## What to do
Below are some records; output all of them exactly as they read.

## Information

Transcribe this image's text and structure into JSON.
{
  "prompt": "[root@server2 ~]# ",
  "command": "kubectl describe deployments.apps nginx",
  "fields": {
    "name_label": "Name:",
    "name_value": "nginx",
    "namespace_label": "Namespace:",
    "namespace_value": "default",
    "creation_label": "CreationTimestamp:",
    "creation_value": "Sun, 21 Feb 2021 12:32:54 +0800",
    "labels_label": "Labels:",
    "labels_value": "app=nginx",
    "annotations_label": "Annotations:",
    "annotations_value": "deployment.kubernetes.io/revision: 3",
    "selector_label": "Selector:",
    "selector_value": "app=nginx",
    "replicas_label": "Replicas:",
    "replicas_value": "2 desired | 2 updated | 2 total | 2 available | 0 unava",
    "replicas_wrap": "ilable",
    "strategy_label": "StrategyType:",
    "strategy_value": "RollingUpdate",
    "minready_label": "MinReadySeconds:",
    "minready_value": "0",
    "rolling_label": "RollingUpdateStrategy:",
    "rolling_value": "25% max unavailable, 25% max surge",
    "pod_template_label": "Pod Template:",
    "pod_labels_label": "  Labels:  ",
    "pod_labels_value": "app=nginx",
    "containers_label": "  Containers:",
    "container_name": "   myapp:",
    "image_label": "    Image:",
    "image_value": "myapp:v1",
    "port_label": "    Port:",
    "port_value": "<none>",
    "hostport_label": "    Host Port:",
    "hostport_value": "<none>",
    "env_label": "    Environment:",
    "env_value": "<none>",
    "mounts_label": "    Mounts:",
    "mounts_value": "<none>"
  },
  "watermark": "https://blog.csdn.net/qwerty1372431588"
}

## Solution to the exercise
Transcribe this image's text and structure into JSON.
{
  "prompt": "[root@server2 ~]# ",
  "command": "kubectl describe deployments.apps nginx",
  "fields": {
    "name_label": "Name:",
    "name_value": "nginx",
    "namespace_label": "Namespace:",
    "namespace_value": "default",
    "creation_label": "CreationTimestamp:",
    "creation_value": "Sun, 21 Feb 2021 12:32:54 +0800",
    "labels_label": "Labels:",
    "labels_value": "app=nginx",
    "annotations_label": "Annotations:",
    "annotations_value": "deployment.kubernetes.io/revision: 3",
    "selector_label": "Selector:",
    "selector_value": "app=nginx",
    "replicas_label": "Replicas:",
    "replicas_value": "2 desired | 2 updated | 2 total | 2 available | 0 unava",
    "replicas_wrap": "ilable",
    "strategy_label": "StrategyType:",
    "strategy_value": "RollingUpdate",
    "minready_label": "MinReadySeconds:",
    "minready_value": "0",
    "rolling_label": "RollingUpdateStrategy:",
    "rolling_value": "25% max unavailable, 25% max surge",
    "pod_template_label": "Pod Template:",
    "pod_labels_label": "  Labels:  ",
    "pod_labels_value": "app=nginx",
    "containers_label": "  Containers:",
    "container_name": "   myapp:",
    "image_label": "    Image:",
    "image_value": "myapp:v1",
    "port_label": "    Port:",
    "port_value": "<none>",
    "hostport_label": "    Host Port:",
    "hostport_value": "<none>",
    "env_label": "    Environment:",
    "env_value": "<none>",
    "mounts_label": "    Mounts:",
    "mounts_value": "<none>"
  },
  "watermark": "https://blog.csdn.net/qwerty1372431588"
}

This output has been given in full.